There’s a big question, in games and fiction, of how to include fight scenes that matter. If you go to a movie which has lots of cool fight scenes but no real reason for them to be there, or no real stakes on the line, then it’s ultimately going to be a flat experience. It might make a great music video, but that’s something else entirely. Logic suggests that the same thing should be true of games, but experience suggests otherwise. We have LOTS of fights, often purely for their own sake.
There are a few practical reasons for this. Certainly, most games strive to make fights fun, so theirs some intrinsic reward, but classically, there’s another reason. See, in a movie, the stakes need to come from the story because we are bound by the strictures of storytelling. That is, if the hero is fighting a bad guy halfway through the movie, then the stakes need to be something other than “Will the hero survive?” because of course he will. He’s still got another hour of movie ahead of him.

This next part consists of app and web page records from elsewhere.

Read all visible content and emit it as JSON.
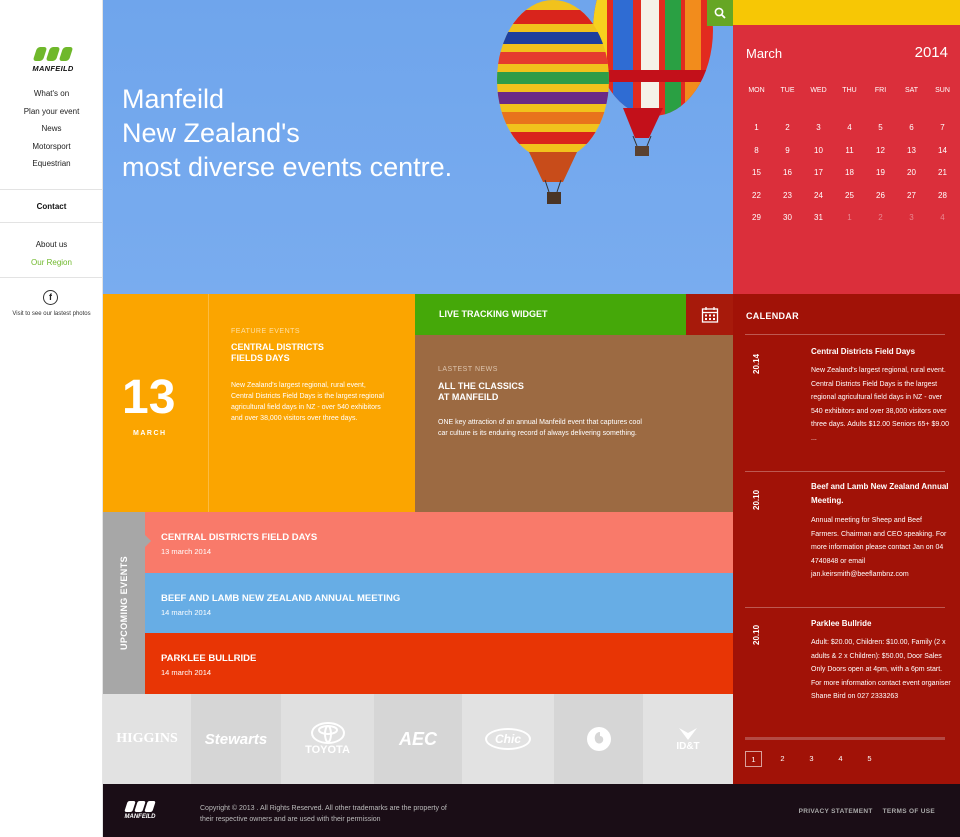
{
  "brand": {
    "logo_text": "MANFEILD",
    "accent": "#6fb82b"
  },
  "nav": {
    "items": [
      "What's on",
      "Plan your event",
      "News",
      "Motorsport",
      "Equestrian"
    ],
    "contact": "Contact",
    "secondary": [
      "About us",
      "Our Region"
    ],
    "social_icon": "facebook-icon",
    "social_text": "Visit to see our lastest photos"
  },
  "hero": {
    "line1": "Manfeild",
    "line2": "New Zealand's",
    "line3": "most diverse events centre.",
    "search_icon": "search-icon"
  },
  "calendar": {
    "month": "March",
    "year": "2014",
    "days": [
      "MON",
      "TUE",
      "WED",
      "THU",
      "FRI",
      "SAT",
      "SUN"
    ],
    "weeks": [
      [
        "1",
        "2",
        "3",
        "4",
        "5",
        "6",
        "7"
      ],
      [
        "8",
        "9",
        "10",
        "11",
        "12",
        "13",
        "14"
      ],
      [
        "15",
        "16",
        "17",
        "18",
        "19",
        "20",
        "21"
      ],
      [
        "22",
        "23",
        "24",
        "25",
        "26",
        "27",
        "28"
      ],
      [
        "29",
        "30",
        "31",
        "1",
        "2",
        "3",
        "4"
      ]
    ]
  },
  "feature": {
    "day": "13",
    "month": "MARCH",
    "label": "FEATURE EVENTS",
    "title_line1": "CENTRAL DISTRICTS",
    "title_line2": "FIELDS DAYS",
    "body": "New Zealand's largest regional, rural event, Central Districts Field Days is the largest regional agricultural field days in NZ - over 540 exhibitors and over 38,000 visitors over three days."
  },
  "tracking": {
    "label": "LIVE TRACKING WIDGET"
  },
  "news": {
    "label": "LASTEST NEWS",
    "title_line1": "ALL THE CLASSICS",
    "title_line2": "AT MANFEILD",
    "body": "ONE key attraction of an annual Manfeild event that captures cool car culture is its enduring record of always delivering something."
  },
  "upcoming": {
    "label": "UPCOMING EVENTS",
    "events": [
      {
        "title": "CENTRAL DISTRICTS FIELD DAYS",
        "date": "13 march 2014",
        "color": "#f97a6a"
      },
      {
        "title": "BEEF AND LAMB NEW ZEALAND ANNUAL MEETING",
        "date": "14 march 2014",
        "color": "#67ade5"
      },
      {
        "title": "PARKLEE BULLRIDE",
        "date": "14 march 2014",
        "color": "#e83505"
      }
    ]
  },
  "sponsors": [
    "HIGGINS",
    "Stewarts",
    "TOYOTA",
    "AEC",
    "Chic",
    "vodafone",
    "ID&T"
  ],
  "calendar_list": {
    "title": "CALENDAR",
    "items": [
      {
        "date": "20.14",
        "title": "Central Districts Field Days",
        "body": "New Zealand's largest regional, rural event. Central Districts Field Days is the largest regional agricultural field days in NZ - over 540 exhibitors and over 38,000 visitors over three days. Adults $12.00 Seniors 65+ $9.00 ..."
      },
      {
        "date": "20.10",
        "title": "Beef and Lamb New Zealand Annual Meeting.",
        "body": "Annual meeting for Sheep and Beef Farmers.  Chairman and CEO speaking. For more information please contact Jan on 04 4740848 or email jan.keirsmith@beeflambnz.com"
      },
      {
        "date": "20.10",
        "title": "Parklee Bullride",
        "body": "Adult: $20.00, Children: $10.00, Family (2 x adults & 2 x Children): $50.00, Door Sales Only Doors open at 4pm, with a 6pm start.  For more information contact event organiser Shane Bird on 027 2333263"
      }
    ],
    "pages": [
      "1",
      "2",
      "3",
      "4",
      "5"
    ]
  },
  "footer": {
    "logo_text": "MANFEILD",
    "copyright": "Copyright © 2013 . All Rights Reserved. All other trademarks are the property of their respective owners and are used with their permission",
    "links": [
      "PRIVACY STATEMENT",
      "TERMS OF USE"
    ]
  }
}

A lot of the foundational games in the hobby didn’t _need_ to create stakes out of the narrative because death was an option. Lacking the movie star’s immunity to death, the consequences of defeat were enough to make every fight meaningful. In that context, the fact that the fights were arbitrary and gygaxian wasn’t really a bad thing. A coherent narrative _improved_ things, but it wasn’t necessary to create a sense of investment. That investment was already there.
The problem is, of course, that character death creates other problems beyond the immediate emotional impact. It often leaves a player at loose ends while his friends continue to play, especially if generating a new character is cumbersome or punitive (and, arguably, those out-of-character consequences and difficulties increased the emotional punch of death). To minimize this, a lot of games started moving death from its central position, sometimes removing it entirely.
Doing so created a problem. Without the implicit stakes of death, there needed to be other stakes to keep players invested in outcomes. Some games never addressed this, and as a result produced fairly limp experiences. Other games started taking their examples from fiction. The logic was that if characters in a game have some of the same protections as those in a story, then investment in play can be created the same way it is in stories – compelling narrative, explicit stakes, exciting color and so on. Done right, that’s pretty cool.
But it’s not necessarily the only solution. The new Gamma World is chock full of death, but at the same time, death has very little friction because creating and introducing a new character is both fast and fun. There are probably other solutions too, but my point is that these are all different points on the same twisty path – they’re not exclusive. If I were to go back to running Rolemaster tomorrow (because, man, it’s deathy death death), I would not need to discard the lessons from less lethal games.
Ideally, I’d be able to combine them. I could have fights that are viscerally compelling because death is on the line, but which are dramatically compelling because the stakes are high. Obviously, that has always been the goal, but so many games have created so many tools for doing one or the other, what happens when we start doing both?
I’m afraid to find out. But also profoundly curious.